START Supplied entries

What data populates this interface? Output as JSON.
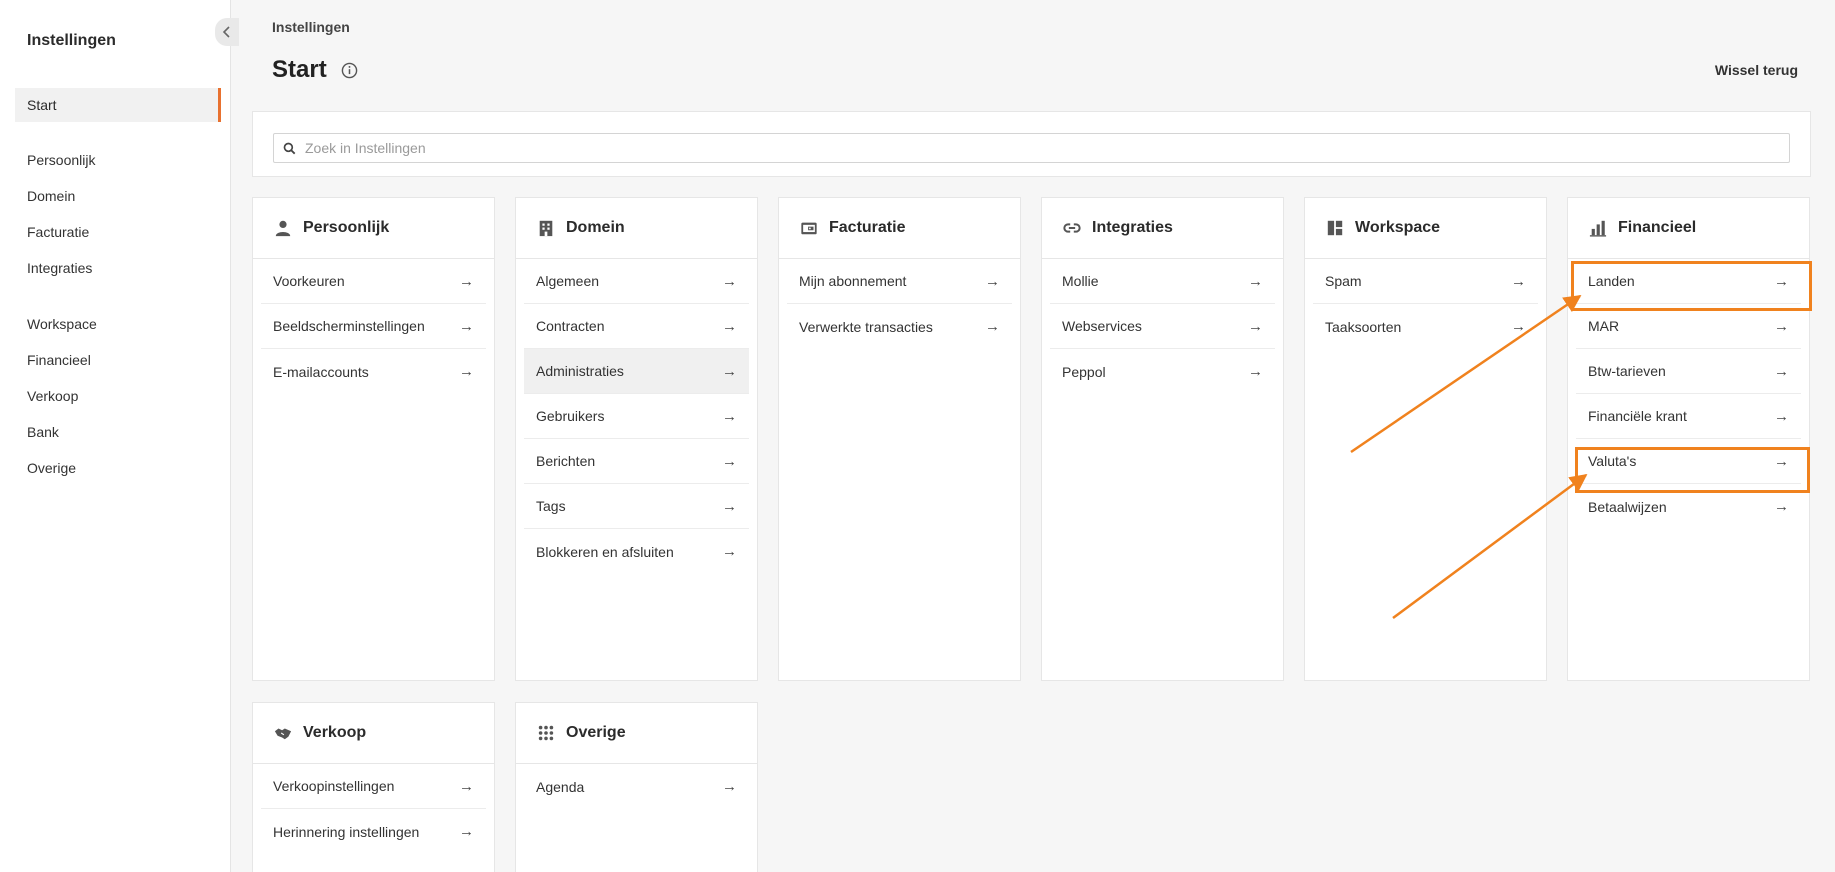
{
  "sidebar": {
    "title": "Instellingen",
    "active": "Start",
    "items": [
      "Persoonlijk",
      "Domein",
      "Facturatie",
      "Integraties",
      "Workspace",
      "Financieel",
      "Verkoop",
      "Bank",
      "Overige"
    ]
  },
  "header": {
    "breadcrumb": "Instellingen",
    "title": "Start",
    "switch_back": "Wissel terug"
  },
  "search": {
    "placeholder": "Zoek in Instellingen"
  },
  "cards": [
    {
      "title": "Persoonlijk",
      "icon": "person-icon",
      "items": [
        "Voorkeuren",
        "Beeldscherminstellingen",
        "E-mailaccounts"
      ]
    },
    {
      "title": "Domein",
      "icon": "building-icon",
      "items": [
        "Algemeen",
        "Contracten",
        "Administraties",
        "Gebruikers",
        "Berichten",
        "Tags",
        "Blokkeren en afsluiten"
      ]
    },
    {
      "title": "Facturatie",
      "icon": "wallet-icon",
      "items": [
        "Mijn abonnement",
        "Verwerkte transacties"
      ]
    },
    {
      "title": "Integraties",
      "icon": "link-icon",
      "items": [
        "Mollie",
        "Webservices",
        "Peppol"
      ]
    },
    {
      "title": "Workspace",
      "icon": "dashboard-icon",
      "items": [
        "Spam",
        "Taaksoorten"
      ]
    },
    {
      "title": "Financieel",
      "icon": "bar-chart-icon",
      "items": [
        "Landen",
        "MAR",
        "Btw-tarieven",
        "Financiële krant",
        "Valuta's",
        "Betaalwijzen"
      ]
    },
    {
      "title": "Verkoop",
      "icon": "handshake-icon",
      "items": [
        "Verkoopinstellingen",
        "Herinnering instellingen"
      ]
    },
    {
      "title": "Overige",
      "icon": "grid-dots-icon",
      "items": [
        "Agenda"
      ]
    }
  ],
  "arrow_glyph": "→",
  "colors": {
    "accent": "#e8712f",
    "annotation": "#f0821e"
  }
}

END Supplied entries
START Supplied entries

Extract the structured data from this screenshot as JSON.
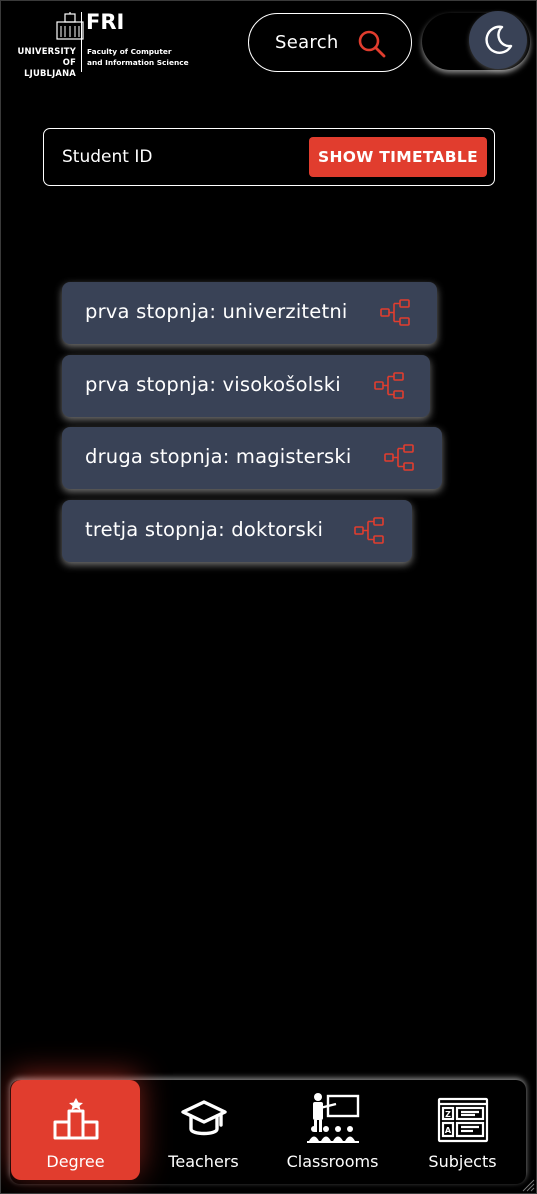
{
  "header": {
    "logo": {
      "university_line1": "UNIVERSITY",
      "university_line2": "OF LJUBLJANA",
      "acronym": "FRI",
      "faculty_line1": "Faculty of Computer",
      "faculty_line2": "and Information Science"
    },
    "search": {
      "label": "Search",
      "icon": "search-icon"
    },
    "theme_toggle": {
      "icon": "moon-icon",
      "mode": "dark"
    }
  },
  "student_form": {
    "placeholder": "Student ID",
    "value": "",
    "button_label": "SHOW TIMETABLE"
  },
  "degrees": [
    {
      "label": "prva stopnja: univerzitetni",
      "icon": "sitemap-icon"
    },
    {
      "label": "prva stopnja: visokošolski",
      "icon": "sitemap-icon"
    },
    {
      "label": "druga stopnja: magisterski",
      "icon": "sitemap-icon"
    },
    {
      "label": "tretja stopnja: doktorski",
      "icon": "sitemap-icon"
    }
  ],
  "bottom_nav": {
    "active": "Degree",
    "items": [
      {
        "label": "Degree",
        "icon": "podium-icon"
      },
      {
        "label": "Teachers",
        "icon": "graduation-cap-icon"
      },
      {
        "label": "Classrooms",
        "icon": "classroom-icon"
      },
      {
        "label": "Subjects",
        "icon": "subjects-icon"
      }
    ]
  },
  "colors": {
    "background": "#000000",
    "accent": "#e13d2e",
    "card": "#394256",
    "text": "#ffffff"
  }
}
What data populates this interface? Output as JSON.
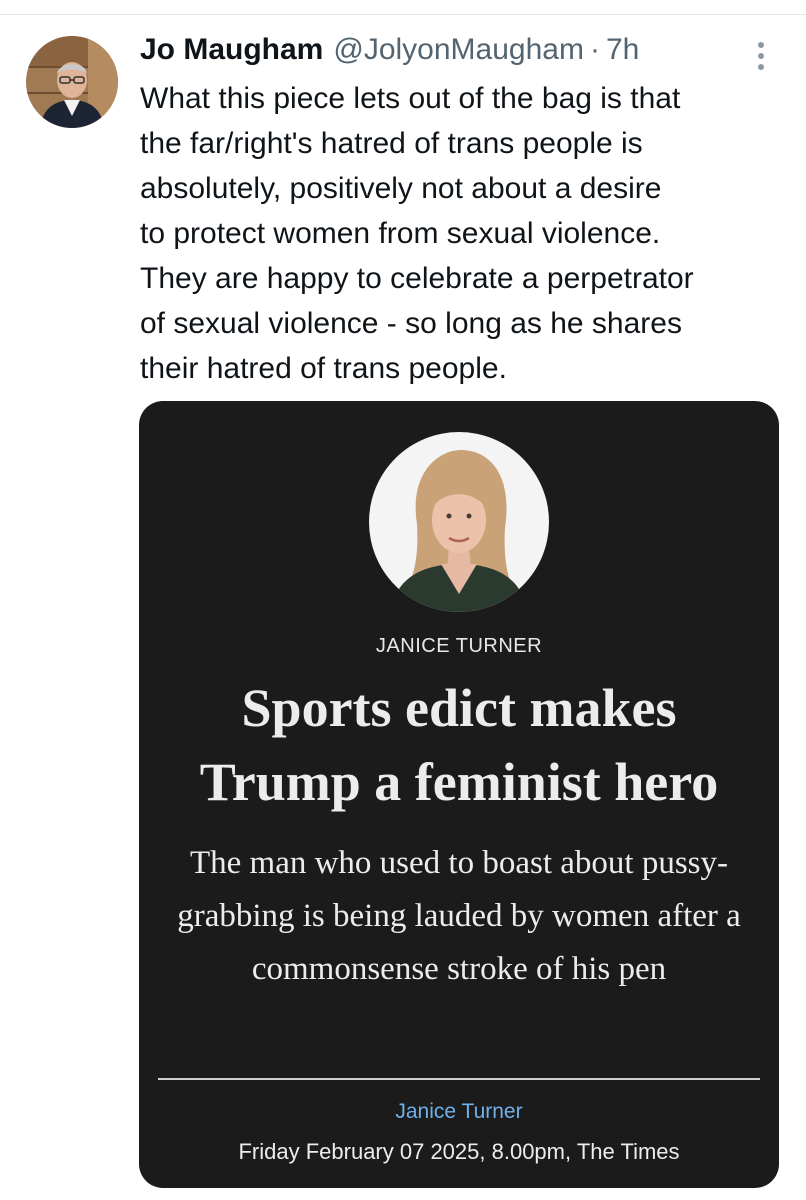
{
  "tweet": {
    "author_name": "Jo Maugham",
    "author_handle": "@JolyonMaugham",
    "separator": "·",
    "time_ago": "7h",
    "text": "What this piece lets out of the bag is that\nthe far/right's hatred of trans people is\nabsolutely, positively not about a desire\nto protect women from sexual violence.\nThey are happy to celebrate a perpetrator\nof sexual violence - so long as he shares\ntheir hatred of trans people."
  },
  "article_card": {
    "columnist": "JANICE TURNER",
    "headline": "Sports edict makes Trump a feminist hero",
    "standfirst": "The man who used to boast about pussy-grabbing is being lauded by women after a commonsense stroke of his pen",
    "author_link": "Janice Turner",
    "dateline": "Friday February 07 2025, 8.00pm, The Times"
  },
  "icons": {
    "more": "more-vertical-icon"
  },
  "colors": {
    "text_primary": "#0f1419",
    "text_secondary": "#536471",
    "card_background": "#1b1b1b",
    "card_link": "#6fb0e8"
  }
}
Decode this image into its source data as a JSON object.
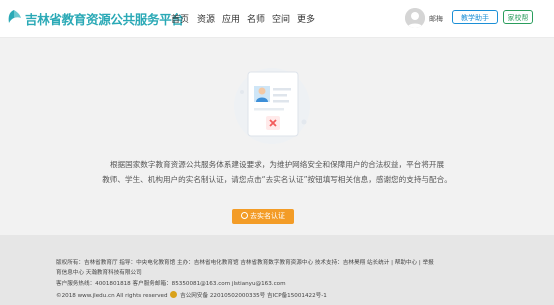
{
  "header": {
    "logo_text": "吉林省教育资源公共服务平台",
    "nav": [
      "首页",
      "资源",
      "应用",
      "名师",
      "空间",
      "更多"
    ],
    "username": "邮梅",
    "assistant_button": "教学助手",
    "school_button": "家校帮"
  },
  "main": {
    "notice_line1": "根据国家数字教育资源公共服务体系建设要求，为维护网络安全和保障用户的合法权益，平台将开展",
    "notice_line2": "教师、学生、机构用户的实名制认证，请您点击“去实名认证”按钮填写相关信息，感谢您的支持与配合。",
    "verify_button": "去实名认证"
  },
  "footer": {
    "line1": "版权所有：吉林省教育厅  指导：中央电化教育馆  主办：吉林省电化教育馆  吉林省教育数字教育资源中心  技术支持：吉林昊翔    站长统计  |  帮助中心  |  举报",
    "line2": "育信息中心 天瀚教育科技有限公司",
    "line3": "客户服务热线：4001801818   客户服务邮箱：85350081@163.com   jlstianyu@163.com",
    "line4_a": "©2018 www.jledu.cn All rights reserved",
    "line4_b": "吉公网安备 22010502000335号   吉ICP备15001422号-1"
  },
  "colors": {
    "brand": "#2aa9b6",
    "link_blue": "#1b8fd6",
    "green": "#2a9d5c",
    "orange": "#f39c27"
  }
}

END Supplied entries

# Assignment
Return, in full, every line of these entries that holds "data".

# Problem solution
What data populates this interface? Output as JSON.
Extract the structured data from this screenshot as JSON.
What data populates this interface? Output as JSON.
Decode this image into its source data as a JSON object.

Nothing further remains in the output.